For the First Time – Paid Influencers in the UAE to Be Licensed
The impact of Influencer Marketing has changed the way many modern companies approach their customers and how they appeal to them, especially though social media sites with blogging, v-logging and photography making a participatory culture the new standard.
Digital Advertising is no longer done just by the company, by using Influencers to spread the word; they can directly appeal to an interested audience with a very direct digital marketing strategy.
However, due to the speed at which technology changes and the difficulty in aligning new trends and techniques with current legal requirements, the Influencer Industry has largely been unlegislated.
The National Media Council in the UAE are now working to professionalise and regulate the industry, with Influencers who receive payment for their services, requiring a license – similar to one that magazines and newspapers must acquire from authorities.
The Council revealed that the licenses are not being designed to stifle creativity; rather they are to ensure earnings are above board and standards are high.
“The new regulations are part of the Council’s plan to promote and develop an advanced legislative and regulatory environment for the UAE media sector.” Mansour Ibrahim Al Mansouri, NMC Director General
The Electronic Media Regulation will apply to all electronic media activities carried out in the UAE – this also includes the Free Zones.
What You Need to Know and Who Absolutely Must Apply
Not every Social Media Influencer will require a license. The new legislation applies to those who are being paid by the company who’s product or service they are promoting, or to those who receive a high value incentive (such as a car) to do so. Influencers who run any online business activities – including E-Commerce, publishing and selling or print video or audio material, would also be affected by this new license.
Influencers and Micro-Influencers who receive free samples of products, or complimentary services (such as a free meal) will not be affected by the license.
Traditional media – such as television, radio, newspapers and magazines, who already have licensed provisions to operate, will not need to secure an extra license to conduct the same activities electronically.

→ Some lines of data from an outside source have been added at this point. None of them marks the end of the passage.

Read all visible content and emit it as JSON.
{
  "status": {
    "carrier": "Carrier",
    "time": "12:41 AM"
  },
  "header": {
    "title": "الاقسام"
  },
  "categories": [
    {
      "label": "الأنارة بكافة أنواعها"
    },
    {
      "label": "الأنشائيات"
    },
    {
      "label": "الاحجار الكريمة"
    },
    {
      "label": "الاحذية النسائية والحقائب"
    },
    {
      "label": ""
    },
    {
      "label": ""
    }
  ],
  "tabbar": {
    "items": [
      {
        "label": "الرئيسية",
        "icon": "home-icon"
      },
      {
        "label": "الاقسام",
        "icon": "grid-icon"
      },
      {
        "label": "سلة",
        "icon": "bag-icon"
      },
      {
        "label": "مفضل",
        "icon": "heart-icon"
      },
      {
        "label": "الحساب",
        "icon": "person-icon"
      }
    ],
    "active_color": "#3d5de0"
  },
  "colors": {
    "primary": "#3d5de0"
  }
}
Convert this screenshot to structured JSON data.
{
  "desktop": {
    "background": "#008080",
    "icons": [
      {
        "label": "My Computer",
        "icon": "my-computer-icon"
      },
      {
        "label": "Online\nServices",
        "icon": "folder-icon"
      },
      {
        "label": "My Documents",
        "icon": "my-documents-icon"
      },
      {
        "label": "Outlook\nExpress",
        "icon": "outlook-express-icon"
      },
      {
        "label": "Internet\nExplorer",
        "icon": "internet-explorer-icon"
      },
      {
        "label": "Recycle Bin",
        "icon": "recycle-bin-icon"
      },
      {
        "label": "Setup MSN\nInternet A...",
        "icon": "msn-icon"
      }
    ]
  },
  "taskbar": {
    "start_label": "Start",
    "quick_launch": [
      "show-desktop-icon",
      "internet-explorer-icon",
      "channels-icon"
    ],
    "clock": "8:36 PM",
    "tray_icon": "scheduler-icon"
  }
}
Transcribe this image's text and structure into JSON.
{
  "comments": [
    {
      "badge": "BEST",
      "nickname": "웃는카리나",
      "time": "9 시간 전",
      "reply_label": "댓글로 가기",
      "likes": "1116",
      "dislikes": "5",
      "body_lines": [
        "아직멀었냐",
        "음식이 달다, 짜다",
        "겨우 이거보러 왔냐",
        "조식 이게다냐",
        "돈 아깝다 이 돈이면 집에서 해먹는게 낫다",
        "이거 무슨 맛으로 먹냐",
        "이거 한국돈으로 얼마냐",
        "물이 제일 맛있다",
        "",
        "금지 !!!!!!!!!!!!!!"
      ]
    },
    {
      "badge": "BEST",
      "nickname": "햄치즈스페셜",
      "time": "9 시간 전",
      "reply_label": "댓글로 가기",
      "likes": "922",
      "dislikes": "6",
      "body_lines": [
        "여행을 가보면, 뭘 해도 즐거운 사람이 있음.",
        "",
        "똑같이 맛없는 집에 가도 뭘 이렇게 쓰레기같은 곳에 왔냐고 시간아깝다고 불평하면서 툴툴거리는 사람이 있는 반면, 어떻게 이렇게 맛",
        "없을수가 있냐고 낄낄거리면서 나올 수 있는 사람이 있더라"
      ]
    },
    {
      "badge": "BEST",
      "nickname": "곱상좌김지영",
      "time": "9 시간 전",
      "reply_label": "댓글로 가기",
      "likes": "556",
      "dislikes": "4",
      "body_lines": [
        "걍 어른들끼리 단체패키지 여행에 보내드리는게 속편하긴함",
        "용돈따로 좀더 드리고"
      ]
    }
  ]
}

The National Media Council has issued a list of points, in which it urges social media users to:
- Show respect for the UAE Leadership in posts
- Refrain from spreading false information
- Avoid infringing on others privacy
- Abstain from promoting the consumption of drugs and alcohol, gambling, smoking and witchcraft
- Abstain from publishing any information that is detrimental to the National Currency or Economy
Why It’s So Important to Make a Formal Contract With a Sponsor
In the past, it has been common for Influencers and Sponsors to have more informal arrangements and contracts in the UAE. However with International standards forming best practice approaches, businesses and Influencers are being encouraged to arrange contractual relationships to protect the rights and interests of both parties.
Although there is currently no legislation in place in the UAE which requires an Influencer to reveal that they have been paid for their opinion, the NMC has a resolution on advertising standards (Federal National Media Council Resolution 35 of 2012) which includes:
‘The advertising identity shall be clearly determined, and it shall appear as unique and separate from other editorial or media material, and there shall be limits separating the advertisement from any other material in addition to time lapses in case of radio or television broadcasting.’
This means that according to the law – there is a requirement for editorial content to be separated from advertising content. Even though the NMC have not (as yet) applied this law to an Influencer, it is strongly recommended that content which has been paid for, or expresses an opinion based on receiving goods / services for that opinion, state that this is the case.
It has been predicted by lawyers and legal scholars, that the UAE Government will bring in laws that require a clear disclosure – such as #Ad or #Sponsored on Social Media content that has been compensated.
To protect the interests of the Influencer and the Company, a formal contract is preferential to an informal one.
Attorney-At-Law Diana Hamade suggests that when creating an Influencer Marketing Contract, ‘Liability, pay, confidentiality, dispute resolution, indemnity, termination,’ are all points which must be addressed, and she recommends the contract should also ‘cover website legal policies, a social media and digital communications policy, and image rights and privacy.’
Key questions that Influencers should be asking when finalising their contract are:
What is to be included?
Who has creative control over the style and voice of the posting?
How many posts are required, over what channels, and what period of time?
Is the Influencer free to post at their own discretion? If not – what process must the post go through before it can be uploaded?
What hashtags are to be used? Do the posts need to contain hashtags such as #Ad or #Sponsored to ensure clarity? If the posts have been edited in the posting process – how will this be revealed?
What expectations do the Influencer and the Sponsor have for the content? How will they measure its success – for example, the amount of likes, comments, shares, clicks on any web-links, etc?